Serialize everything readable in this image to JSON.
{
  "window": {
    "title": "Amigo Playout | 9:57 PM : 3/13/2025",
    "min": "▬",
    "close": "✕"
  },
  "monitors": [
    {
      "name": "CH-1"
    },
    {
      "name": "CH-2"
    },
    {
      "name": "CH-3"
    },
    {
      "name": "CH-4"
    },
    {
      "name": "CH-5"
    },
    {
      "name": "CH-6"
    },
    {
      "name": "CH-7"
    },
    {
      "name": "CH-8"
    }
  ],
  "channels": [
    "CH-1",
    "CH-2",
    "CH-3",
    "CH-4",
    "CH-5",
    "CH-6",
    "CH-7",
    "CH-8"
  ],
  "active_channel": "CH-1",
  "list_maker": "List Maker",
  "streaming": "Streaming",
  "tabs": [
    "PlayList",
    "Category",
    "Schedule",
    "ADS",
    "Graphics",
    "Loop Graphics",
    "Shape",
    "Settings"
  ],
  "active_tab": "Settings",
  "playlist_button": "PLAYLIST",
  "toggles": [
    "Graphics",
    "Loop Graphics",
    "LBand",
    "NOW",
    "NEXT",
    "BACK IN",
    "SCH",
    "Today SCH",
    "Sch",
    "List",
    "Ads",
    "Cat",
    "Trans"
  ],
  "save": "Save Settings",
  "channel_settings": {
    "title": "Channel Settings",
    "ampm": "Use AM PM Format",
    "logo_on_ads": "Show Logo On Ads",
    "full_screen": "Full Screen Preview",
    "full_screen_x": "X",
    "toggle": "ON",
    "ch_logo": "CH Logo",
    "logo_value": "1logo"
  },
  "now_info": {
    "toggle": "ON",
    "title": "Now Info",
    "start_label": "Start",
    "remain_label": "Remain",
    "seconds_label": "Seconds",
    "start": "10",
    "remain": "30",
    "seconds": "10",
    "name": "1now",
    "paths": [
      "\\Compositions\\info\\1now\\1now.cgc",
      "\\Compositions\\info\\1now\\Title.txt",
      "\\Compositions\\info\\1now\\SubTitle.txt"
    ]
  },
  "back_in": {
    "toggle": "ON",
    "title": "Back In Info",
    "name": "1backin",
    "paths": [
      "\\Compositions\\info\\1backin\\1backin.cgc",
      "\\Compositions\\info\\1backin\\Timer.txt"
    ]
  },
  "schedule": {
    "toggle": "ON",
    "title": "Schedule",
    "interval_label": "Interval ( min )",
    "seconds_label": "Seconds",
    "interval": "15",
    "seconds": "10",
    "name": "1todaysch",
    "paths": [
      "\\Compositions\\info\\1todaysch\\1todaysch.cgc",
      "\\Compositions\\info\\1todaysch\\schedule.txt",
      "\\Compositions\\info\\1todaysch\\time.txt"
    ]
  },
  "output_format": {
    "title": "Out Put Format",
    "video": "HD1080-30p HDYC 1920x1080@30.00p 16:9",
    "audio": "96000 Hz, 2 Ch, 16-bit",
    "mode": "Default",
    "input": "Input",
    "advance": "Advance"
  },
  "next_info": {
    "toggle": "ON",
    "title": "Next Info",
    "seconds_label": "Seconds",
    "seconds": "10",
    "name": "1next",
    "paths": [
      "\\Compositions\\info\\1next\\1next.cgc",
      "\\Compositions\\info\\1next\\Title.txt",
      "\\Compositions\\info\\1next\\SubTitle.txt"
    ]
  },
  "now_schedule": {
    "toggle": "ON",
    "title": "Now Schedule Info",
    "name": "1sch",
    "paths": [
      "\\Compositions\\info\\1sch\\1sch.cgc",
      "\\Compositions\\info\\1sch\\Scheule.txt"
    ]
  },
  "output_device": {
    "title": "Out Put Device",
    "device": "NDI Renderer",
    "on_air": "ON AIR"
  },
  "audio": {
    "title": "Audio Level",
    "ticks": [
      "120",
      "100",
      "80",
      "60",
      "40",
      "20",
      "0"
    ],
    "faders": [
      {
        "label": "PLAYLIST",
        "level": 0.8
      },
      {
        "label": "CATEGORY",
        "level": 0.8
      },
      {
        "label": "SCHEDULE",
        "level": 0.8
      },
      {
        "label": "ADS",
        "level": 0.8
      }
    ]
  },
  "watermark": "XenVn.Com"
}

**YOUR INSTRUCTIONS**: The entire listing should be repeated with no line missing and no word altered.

**REPLY TO THE TASK**:
Serialize everything readable in this image to JSON.
{
  "window": {
    "title": "Amigo Playout | 9:57 PM : 3/13/2025",
    "min": "▬",
    "close": "✕"
  },
  "monitors": [
    {
      "name": "CH-1"
    },
    {
      "name": "CH-2"
    },
    {
      "name": "CH-3"
    },
    {
      "name": "CH-4"
    },
    {
      "name": "CH-5"
    },
    {
      "name": "CH-6"
    },
    {
      "name": "CH-7"
    },
    {
      "name": "CH-8"
    }
  ],
  "channels": [
    "CH-1",
    "CH-2",
    "CH-3",
    "CH-4",
    "CH-5",
    "CH-6",
    "CH-7",
    "CH-8"
  ],
  "active_channel": "CH-1",
  "list_maker": "List Maker",
  "streaming": "Streaming",
  "tabs": [
    "PlayList",
    "Category",
    "Schedule",
    "ADS",
    "Graphics",
    "Loop Graphics",
    "Shape",
    "Settings"
  ],
  "active_tab": "Settings",
  "playlist_button": "PLAYLIST",
  "toggles": [
    "Graphics",
    "Loop Graphics",
    "LBand",
    "NOW",
    "NEXT",
    "BACK IN",
    "SCH",
    "Today SCH",
    "Sch",
    "List",
    "Ads",
    "Cat",
    "Trans"
  ],
  "save": "Save Settings",
  "channel_settings": {
    "title": "Channel Settings",
    "ampm": "Use AM PM Format",
    "logo_on_ads": "Show Logo On Ads",
    "full_screen": "Full Screen Preview",
    "full_screen_x": "X",
    "toggle": "ON",
    "ch_logo": "CH Logo",
    "logo_value": "1logo"
  },
  "now_info": {
    "toggle": "ON",
    "title": "Now Info",
    "start_label": "Start",
    "remain_label": "Remain",
    "seconds_label": "Seconds",
    "start": "10",
    "remain": "30",
    "seconds": "10",
    "name": "1now",
    "paths": [
      "\\Compositions\\info\\1now\\1now.cgc",
      "\\Compositions\\info\\1now\\Title.txt",
      "\\Compositions\\info\\1now\\SubTitle.txt"
    ]
  },
  "back_in": {
    "toggle": "ON",
    "title": "Back In Info",
    "name": "1backin",
    "paths": [
      "\\Compositions\\info\\1backin\\1backin.cgc",
      "\\Compositions\\info\\1backin\\Timer.txt"
    ]
  },
  "schedule": {
    "toggle": "ON",
    "title": "Schedule",
    "interval_label": "Interval ( min )",
    "seconds_label": "Seconds",
    "interval": "15",
    "seconds": "10",
    "name": "1todaysch",
    "paths": [
      "\\Compositions\\info\\1todaysch\\1todaysch.cgc",
      "\\Compositions\\info\\1todaysch\\schedule.txt",
      "\\Compositions\\info\\1todaysch\\time.txt"
    ]
  },
  "output_format": {
    "title": "Out Put Format",
    "video": "HD1080-30p HDYC 1920x1080@30.00p 16:9",
    "audio": "96000 Hz, 2 Ch, 16-bit",
    "mode": "Default",
    "input": "Input",
    "advance": "Advance"
  },
  "next_info": {
    "toggle": "ON",
    "title": "Next Info",
    "seconds_label": "Seconds",
    "seconds": "10",
    "name": "1next",
    "paths": [
      "\\Compositions\\info\\1next\\1next.cgc",
      "\\Compositions\\info\\1next\\Title.txt",
      "\\Compositions\\info\\1next\\SubTitle.txt"
    ]
  },
  "now_schedule": {
    "toggle": "ON",
    "title": "Now Schedule Info",
    "name": "1sch",
    "paths": [
      "\\Compositions\\info\\1sch\\1sch.cgc",
      "\\Compositions\\info\\1sch\\Scheule.txt"
    ]
  },
  "output_device": {
    "title": "Out Put Device",
    "device": "NDI Renderer",
    "on_air": "ON AIR"
  },
  "audio": {
    "title": "Audio Level",
    "ticks": [
      "120",
      "100",
      "80",
      "60",
      "40",
      "20",
      "0"
    ],
    "faders": [
      {
        "label": "PLAYLIST",
        "level": 0.8
      },
      {
        "label": "CATEGORY",
        "level": 0.8
      },
      {
        "label": "SCHEDULE",
        "level": 0.8
      },
      {
        "label": "ADS",
        "level": 0.8
      }
    ]
  },
  "watermark": "XenVn.Com"
}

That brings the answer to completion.